The answer must consist of every line from the entries below that contains the word "Shift".

[Data about app and page elements]
***

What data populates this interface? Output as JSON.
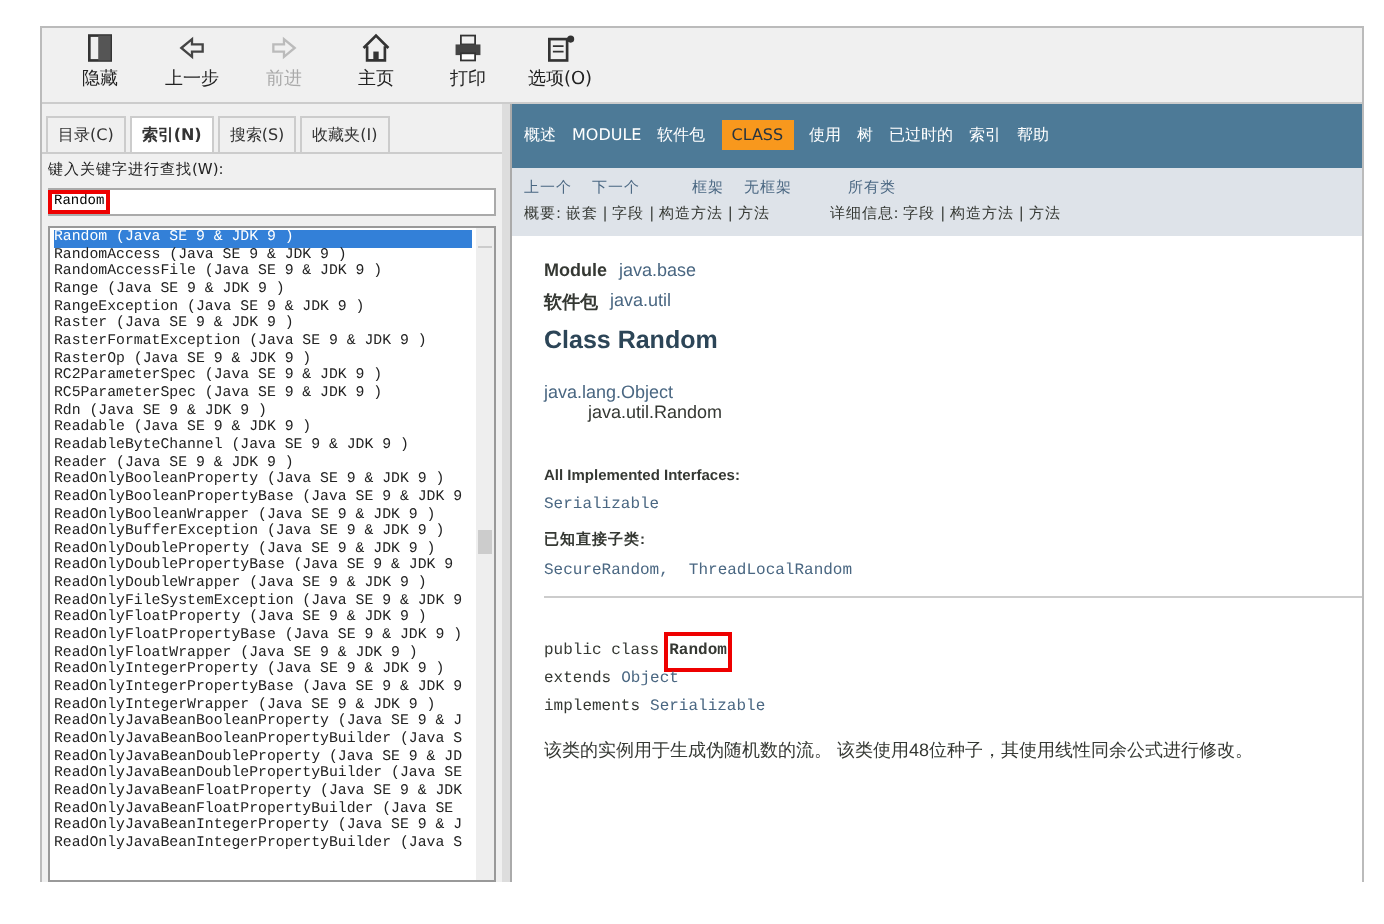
{
  "toolbar": [
    {
      "label": "隐藏",
      "disabled": false
    },
    {
      "label": "上一步",
      "disabled": false
    },
    {
      "label": "前进",
      "disabled": true
    },
    {
      "label": "主页",
      "disabled": false
    },
    {
      "label": "打印",
      "disabled": false
    },
    {
      "label": "选项(O)",
      "disabled": false
    }
  ],
  "sidebar": {
    "tabs": [
      {
        "label": "目录(C)",
        "selected": false
      },
      {
        "label": "索引(N)",
        "selected": true
      },
      {
        "label": "搜索(S)",
        "selected": false
      },
      {
        "label": "收藏夹(I)",
        "selected": false
      }
    ],
    "search_label": "键入关键字进行查找(W):",
    "search": {
      "value": "Random",
      "highlighted": true
    },
    "items": [
      {
        "text": "Random (Java SE 9 & JDK 9 )",
        "selected": true
      },
      {
        "text": "RandomAccess (Java SE 9 & JDK 9 )",
        "selected": false
      },
      {
        "text": "RandomAccessFile (Java SE 9 & JDK 9 )",
        "selected": false
      },
      {
        "text": "Range (Java SE 9 & JDK 9 )",
        "selected": false
      },
      {
        "text": "RangeException (Java SE 9 & JDK 9 )",
        "selected": false
      },
      {
        "text": "Raster (Java SE 9 & JDK 9 )",
        "selected": false
      },
      {
        "text": "RasterFormatException (Java SE 9 & JDK 9 )",
        "selected": false
      },
      {
        "text": "RasterOp (Java SE 9 & JDK 9 )",
        "selected": false
      },
      {
        "text": "RC2ParameterSpec (Java SE 9 & JDK 9 )",
        "selected": false
      },
      {
        "text": "RC5ParameterSpec (Java SE 9 & JDK 9 )",
        "selected": false
      },
      {
        "text": "Rdn (Java SE 9 & JDK 9 )",
        "selected": false
      },
      {
        "text": "Readable (Java SE 9 & JDK 9 )",
        "selected": false
      },
      {
        "text": "ReadableByteChannel (Java SE 9 & JDK 9 )",
        "selected": false
      },
      {
        "text": "Reader (Java SE 9 & JDK 9 )",
        "selected": false
      },
      {
        "text": "ReadOnlyBooleanProperty (Java SE 9 & JDK 9 )",
        "selected": false
      },
      {
        "text": "ReadOnlyBooleanPropertyBase (Java SE 9 & JDK 9",
        "selected": false
      },
      {
        "text": "ReadOnlyBooleanWrapper (Java SE 9 & JDK 9 )",
        "selected": false
      },
      {
        "text": "ReadOnlyBufferException (Java SE 9 & JDK 9 )",
        "selected": false
      },
      {
        "text": "ReadOnlyDoubleProperty (Java SE 9 & JDK 9 )",
        "selected": false
      },
      {
        "text": "ReadOnlyDoublePropertyBase (Java SE 9 & JDK 9",
        "selected": false
      },
      {
        "text": "ReadOnlyDoubleWrapper (Java SE 9 & JDK 9 )",
        "selected": false
      },
      {
        "text": "ReadOnlyFileSystemException (Java SE 9 & JDK 9",
        "selected": false
      },
      {
        "text": "ReadOnlyFloatProperty (Java SE 9 & JDK 9 )",
        "selected": false
      },
      {
        "text": "ReadOnlyFloatPropertyBase (Java SE 9 & JDK 9 )",
        "selected": false
      },
      {
        "text": "ReadOnlyFloatWrapper (Java SE 9 & JDK 9 )",
        "selected": false
      },
      {
        "text": "ReadOnlyIntegerProperty (Java SE 9 & JDK 9 )",
        "selected": false
      },
      {
        "text": "ReadOnlyIntegerPropertyBase (Java SE 9 & JDK 9",
        "selected": false
      },
      {
        "text": "ReadOnlyIntegerWrapper (Java SE 9 & JDK 9 )",
        "selected": false
      },
      {
        "text": "ReadOnlyJavaBeanBooleanProperty (Java SE 9 & J",
        "selected": false
      },
      {
        "text": "ReadOnlyJavaBeanBooleanPropertyBuilder (Java S",
        "selected": false
      },
      {
        "text": "ReadOnlyJavaBeanDoubleProperty (Java SE 9 & JD",
        "selected": false
      },
      {
        "text": "ReadOnlyJavaBeanDoublePropertyBuilder (Java SE",
        "selected": false
      },
      {
        "text": "ReadOnlyJavaBeanFloatProperty (Java SE 9 & JDK",
        "selected": false
      },
      {
        "text": "ReadOnlyJavaBeanFloatPropertyBuilder (Java SE",
        "selected": false
      },
      {
        "text": "ReadOnlyJavaBeanIntegerProperty (Java SE 9 & J",
        "selected": false
      },
      {
        "text": "ReadOnlyJavaBeanIntegerPropertyBuilder (Java S",
        "selected": false
      }
    ]
  },
  "nav": [
    {
      "label": "概述",
      "selected": false
    },
    {
      "label": "MODULE",
      "selected": false
    },
    {
      "label": "软件包",
      "selected": false
    },
    {
      "label": "CLASS",
      "selected": true
    },
    {
      "label": "使用",
      "selected": false
    },
    {
      "label": "树",
      "selected": false
    },
    {
      "label": "已过时的",
      "selected": false
    },
    {
      "label": "索引",
      "selected": false
    },
    {
      "label": "帮助",
      "selected": false
    }
  ],
  "subnav": {
    "row_1": [
      "上一个",
      "下一个",
      "框架",
      "无框架",
      "所有类"
    ],
    "summary": "概要: 嵌套 | 字段 | 构造方法 | 方法",
    "detail": "详细信息: 字段 | 构造方法 | 方法"
  },
  "content": {
    "module_label": "Module",
    "module": "java.base",
    "package_label": "软件包",
    "package": "java.util",
    "title": "Class Random",
    "hierarchy": [
      "java.lang.Object",
      "java.util.Random"
    ],
    "interfaces_label": "All Implemented Interfaces:",
    "interfaces": "Serializable",
    "subclasses_label": "已知直接子类:",
    "subclasses": [
      "SecureRandom,",
      "ThreadLocalRandom"
    ],
    "decl_prefix": "public class",
    "decl_name": "Random",
    "decl_highlighted": true,
    "extends_label": "extends",
    "extends": "Object",
    "implements_label": "implements",
    "implements": "Serializable",
    "description": "该类的实例用于生成伪随机数的流。 该类使用48位种子，其使用线性同余公式进行修改。"
  }
}
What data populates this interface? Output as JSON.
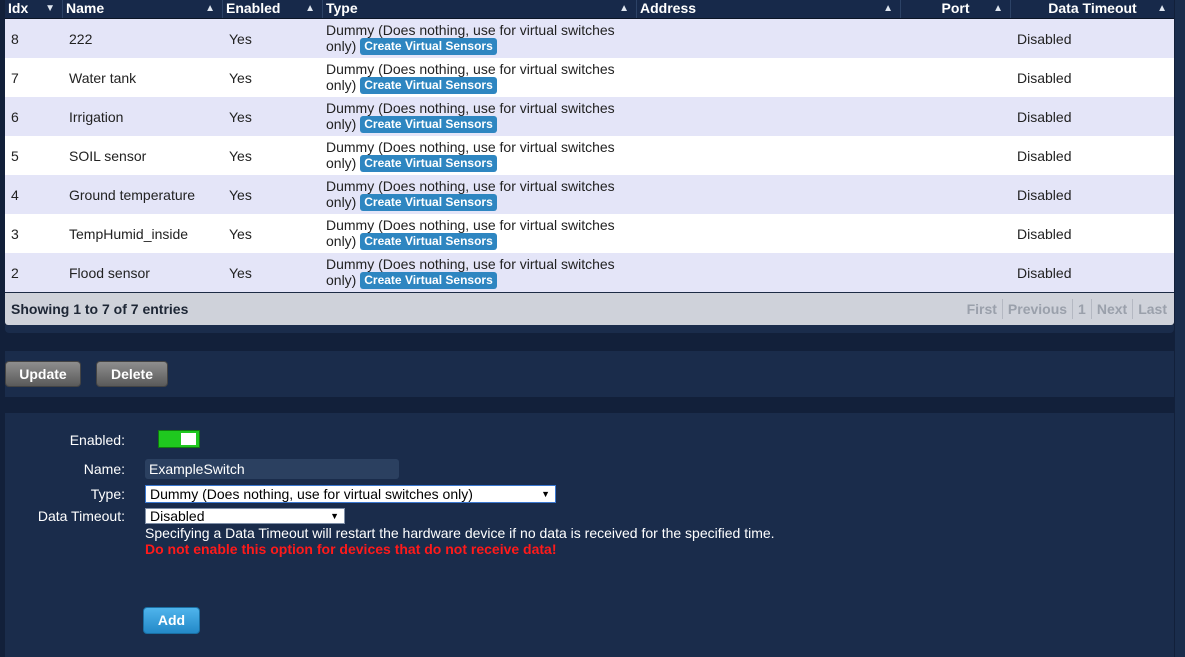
{
  "table": {
    "headers": {
      "idx": "Idx",
      "name": "Name",
      "enabled": "Enabled",
      "type": "Type",
      "address": "Address",
      "port": "Port",
      "data_timeout": "Data Timeout"
    },
    "rows": [
      {
        "idx": "8",
        "name": "222",
        "enabled": "Yes",
        "type": "Dummy (Does nothing, use for virtual switches only)",
        "action": "Create Virtual Sensors",
        "address": "",
        "port": "",
        "data_timeout": "Disabled"
      },
      {
        "idx": "7",
        "name": "Water tank",
        "enabled": "Yes",
        "type": "Dummy (Does nothing, use for virtual switches only)",
        "action": "Create Virtual Sensors",
        "address": "",
        "port": "",
        "data_timeout": "Disabled"
      },
      {
        "idx": "6",
        "name": "Irrigation",
        "enabled": "Yes",
        "type": "Dummy (Does nothing, use for virtual switches only)",
        "action": "Create Virtual Sensors",
        "address": "",
        "port": "",
        "data_timeout": "Disabled"
      },
      {
        "idx": "5",
        "name": "SOIL sensor",
        "enabled": "Yes",
        "type": "Dummy (Does nothing, use for virtual switches only)",
        "action": "Create Virtual Sensors",
        "address": "",
        "port": "",
        "data_timeout": "Disabled"
      },
      {
        "idx": "4",
        "name": "Ground temperature",
        "enabled": "Yes",
        "type": "Dummy (Does nothing, use for virtual switches only)",
        "action": "Create Virtual Sensors",
        "address": "",
        "port": "",
        "data_timeout": "Disabled"
      },
      {
        "idx": "3",
        "name": "TempHumid_inside",
        "enabled": "Yes",
        "type": "Dummy (Does nothing, use for virtual switches only)",
        "action": "Create Virtual Sensors",
        "address": "",
        "port": "",
        "data_timeout": "Disabled"
      },
      {
        "idx": "2",
        "name": "Flood sensor",
        "enabled": "Yes",
        "type": "Dummy (Does nothing, use for virtual switches only)",
        "action": "Create Virtual Sensors",
        "address": "",
        "port": "",
        "data_timeout": "Disabled"
      }
    ],
    "info": "Showing 1 to 7 of 7 entries",
    "pager": {
      "first": "First",
      "previous": "Previous",
      "page": "1",
      "next": "Next",
      "last": "Last"
    }
  },
  "actions": {
    "update": "Update",
    "delete": "Delete"
  },
  "form": {
    "enabled_label": "Enabled:",
    "enabled_value": true,
    "name_label": "Name:",
    "name_value": "ExampleSwitch",
    "type_label": "Type:",
    "type_value": "Dummy (Does nothing, use for virtual switches only)",
    "timeout_label": "Data Timeout:",
    "timeout_value": "Disabled",
    "timeout_note": "Specifying a Data Timeout will restart the hardware device if no data is received for the specified time.",
    "timeout_warning": "Do not enable this option for devices that do not receive data!",
    "add_label": "Add"
  },
  "colors": {
    "accent": "#2e86c1",
    "toggle_on": "#1fc81f",
    "warning": "#ff1a1a",
    "panel": "#1a2c4b"
  }
}
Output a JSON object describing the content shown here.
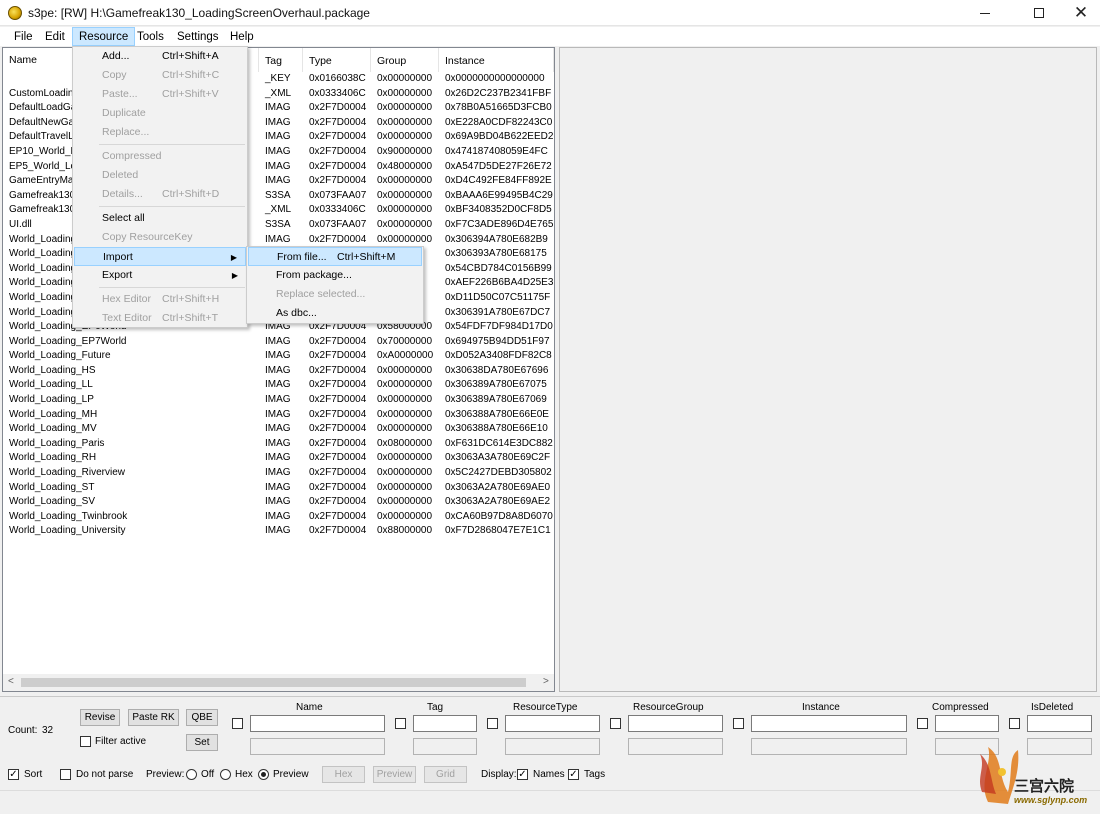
{
  "window": {
    "title": "s3pe: [RW] H:\\Gamefreak130_LoadingScreenOverhaul.package",
    "close_glyph": "✕"
  },
  "menubar": [
    "File",
    "Edit",
    "Resource",
    "Tools",
    "Settings",
    "Help"
  ],
  "list": {
    "columns": [
      "Name",
      "Tag",
      "Type",
      "Group",
      "Instance"
    ],
    "rows": [
      {
        "name": "",
        "tag": "_KEY",
        "type": "0x0166038C",
        "group": "0x00000000",
        "instance": "0x0000000000000000"
      },
      {
        "name": "CustomLoading",
        "tag": "_XML",
        "type": "0x0333406C",
        "group": "0x00000000",
        "instance": "0x26D2C237B2341FBF"
      },
      {
        "name": "DefaultLoadGa",
        "tag": "IMAG",
        "type": "0x2F7D0004",
        "group": "0x00000000",
        "instance": "0x78B0A51665D3FCB0"
      },
      {
        "name": "DefaultNewGar",
        "tag": "IMAG",
        "type": "0x2F7D0004",
        "group": "0x00000000",
        "instance": "0xE228A0CDF82243C0"
      },
      {
        "name": "DefaultTravelLo",
        "tag": "IMAG",
        "type": "0x2F7D0004",
        "group": "0x00000000",
        "instance": "0x69A9BD04B622EED2"
      },
      {
        "name": "EP10_World_L",
        "tag": "IMAG",
        "type": "0x2F7D0004",
        "group": "0x90000000",
        "instance": "0x474187408059E4FC"
      },
      {
        "name": "EP5_World_Lo",
        "tag": "IMAG",
        "type": "0x2F7D0004",
        "group": "0x48000000",
        "instance": "0xA547D5DE27F26E72"
      },
      {
        "name": "GameEntryMain",
        "tag": "IMAG",
        "type": "0x2F7D0004",
        "group": "0x00000000",
        "instance": "0xD4C492FE84FF892E"
      },
      {
        "name": "Gamefreak130.",
        "tag": "S3SA",
        "type": "0x073FAA07",
        "group": "0x00000000",
        "instance": "0xBAAA6E99495B4C29"
      },
      {
        "name": "Gamefreak130.",
        "tag": "_XML",
        "type": "0x0333406C",
        "group": "0x00000000",
        "instance": "0xBF3408352D0CF8D5"
      },
      {
        "name": "UI.dll",
        "tag": "S3SA",
        "type": "0x073FAA07",
        "group": "0x00000000",
        "instance": "0xF7C3ADE896D4E765"
      },
      {
        "name": "World_Loading",
        "tag": "IMAG",
        "type": "0x2F7D0004",
        "group": "0x00000000",
        "instance": "0x306394A780E682B9"
      },
      {
        "name": "World_Loading",
        "tag": "",
        "type": "",
        "group": "",
        "instance": "0x306393A780E68175"
      },
      {
        "name": "World_Loading",
        "tag": "",
        "type": "",
        "group": "",
        "instance": "0x54CBD784C0156B99"
      },
      {
        "name": "World_Loading",
        "tag": "",
        "type": "",
        "group": "",
        "instance": "0xAEF226B6BA4D25E3"
      },
      {
        "name": "World_Loading",
        "tag": "",
        "type": "",
        "group": "",
        "instance": "0xD11D50C07C51175F"
      },
      {
        "name": "World_Loading",
        "tag": "",
        "type": "",
        "group": "",
        "instance": "0x306391A780E67DC7"
      },
      {
        "name": "World_Loading_EP6World",
        "tag": "IMAG",
        "type": "0x2F7D0004",
        "group": "0x58000000",
        "instance": "0x54FDF7DF984D17D0"
      },
      {
        "name": "World_Loading_EP7World",
        "tag": "IMAG",
        "type": "0x2F7D0004",
        "group": "0x70000000",
        "instance": "0x694975B94DD51F97"
      },
      {
        "name": "World_Loading_Future",
        "tag": "IMAG",
        "type": "0x2F7D0004",
        "group": "0xA0000000",
        "instance": "0xD052A3408FDF82C8"
      },
      {
        "name": "World_Loading_HS",
        "tag": "IMAG",
        "type": "0x2F7D0004",
        "group": "0x00000000",
        "instance": "0x30638DA780E67696"
      },
      {
        "name": "World_Loading_LL",
        "tag": "IMAG",
        "type": "0x2F7D0004",
        "group": "0x00000000",
        "instance": "0x306389A780E67075"
      },
      {
        "name": "World_Loading_LP",
        "tag": "IMAG",
        "type": "0x2F7D0004",
        "group": "0x00000000",
        "instance": "0x306389A780E67069"
      },
      {
        "name": "World_Loading_MH",
        "tag": "IMAG",
        "type": "0x2F7D0004",
        "group": "0x00000000",
        "instance": "0x306388A780E66E0E"
      },
      {
        "name": "World_Loading_MV",
        "tag": "IMAG",
        "type": "0x2F7D0004",
        "group": "0x00000000",
        "instance": "0x306388A780E66E10"
      },
      {
        "name": "World_Loading_Paris",
        "tag": "IMAG",
        "type": "0x2F7D0004",
        "group": "0x08000000",
        "instance": "0xF631DC614E3DC882"
      },
      {
        "name": "World_Loading_RH",
        "tag": "IMAG",
        "type": "0x2F7D0004",
        "group": "0x00000000",
        "instance": "0x3063A3A780E69C2F"
      },
      {
        "name": "World_Loading_Riverview",
        "tag": "IMAG",
        "type": "0x2F7D0004",
        "group": "0x00000000",
        "instance": "0x5C2427DEBD305802"
      },
      {
        "name": "World_Loading_ST",
        "tag": "IMAG",
        "type": "0x2F7D0004",
        "group": "0x00000000",
        "instance": "0x3063A2A780E69AE0"
      },
      {
        "name": "World_Loading_SV",
        "tag": "IMAG",
        "type": "0x2F7D0004",
        "group": "0x00000000",
        "instance": "0x3063A2A780E69AE2"
      },
      {
        "name": "World_Loading_Twinbrook",
        "tag": "IMAG",
        "type": "0x2F7D0004",
        "group": "0x00000000",
        "instance": "0xCA60B97D8A8D6070"
      },
      {
        "name": "World_Loading_University",
        "tag": "IMAG",
        "type": "0x2F7D0004",
        "group": "0x88000000",
        "instance": "0xF7D2868047E7E1C1"
      }
    ]
  },
  "resource_menu": {
    "items": [
      {
        "label": "Add...",
        "shortcut": "Ctrl+Shift+A",
        "enabled": true
      },
      {
        "label": "Copy",
        "shortcut": "Ctrl+Shift+C",
        "enabled": false
      },
      {
        "label": "Paste...",
        "shortcut": "Ctrl+Shift+V",
        "enabled": false
      },
      {
        "label": "Duplicate",
        "shortcut": "",
        "enabled": false
      },
      {
        "label": "Replace...",
        "shortcut": "",
        "enabled": false
      },
      {
        "label": "Compressed",
        "shortcut": "",
        "enabled": false
      },
      {
        "label": "Deleted",
        "shortcut": "",
        "enabled": false
      },
      {
        "label": "Details...",
        "shortcut": "Ctrl+Shift+D",
        "enabled": false
      },
      {
        "label": "Select all",
        "shortcut": "",
        "enabled": true
      },
      {
        "label": "Copy ResourceKey",
        "shortcut": "",
        "enabled": false
      },
      {
        "label": "Import",
        "shortcut": "",
        "enabled": true,
        "submenu": true,
        "highlighted": true
      },
      {
        "label": "Export",
        "shortcut": "",
        "enabled": true,
        "submenu": true
      },
      {
        "label": "Hex Editor",
        "shortcut": "Ctrl+Shift+H",
        "enabled": false
      },
      {
        "label": "Text Editor",
        "shortcut": "Ctrl+Shift+T",
        "enabled": false
      }
    ],
    "arrow_glyph": "▶"
  },
  "import_submenu": {
    "items": [
      {
        "label": "From file...",
        "shortcut": "Ctrl+Shift+M",
        "enabled": true,
        "highlighted": true
      },
      {
        "label": "From package...",
        "shortcut": "",
        "enabled": true
      },
      {
        "label": "Replace selected...",
        "shortcut": "",
        "enabled": false
      },
      {
        "label": "As dbc...",
        "shortcut": "",
        "enabled": true
      }
    ]
  },
  "bottom": {
    "count_label": "Count:",
    "count_value": "32",
    "revise": "Revise",
    "paste_rk": "Paste RK",
    "qbe": "QBE",
    "set": "Set",
    "filter_active": "Filter active",
    "filter_columns": [
      "Name",
      "Tag",
      "ResourceType",
      "ResourceGroup",
      "Instance",
      "Compressed",
      "IsDeleted"
    ],
    "sort": "Sort",
    "do_not_parse": "Do not parse",
    "preview_label": "Preview:",
    "off": "Off",
    "hex": "Hex",
    "preview": "Preview",
    "btn_hex": "Hex",
    "btn_preview": "Preview",
    "btn_grid": "Grid",
    "display_label": "Display:",
    "names": "Names",
    "tags": "Tags",
    "check_glyph": "✓"
  },
  "watermark": {
    "text": "三宫六院",
    "url": "www.sglynp.com"
  },
  "colors": {
    "highlight_bg": "#cce8ff",
    "highlight_border": "#99d1ff",
    "disabled_text": "#a0a0a0"
  }
}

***

§ **EXERCISE SOLUTION**:
        "shortcut": "Ctrl+Shift+A",
        "shortcut": "Ctrl+Shift+C",
        "shortcut": "Ctrl+Shift+V",
        "shortcut": "Ctrl+Shift+D",
        "shortcut": "Ctrl+Shift+H",
        "shortcut": "Ctrl+Shift+T",
        "shortcut": "Ctrl+Shift+M",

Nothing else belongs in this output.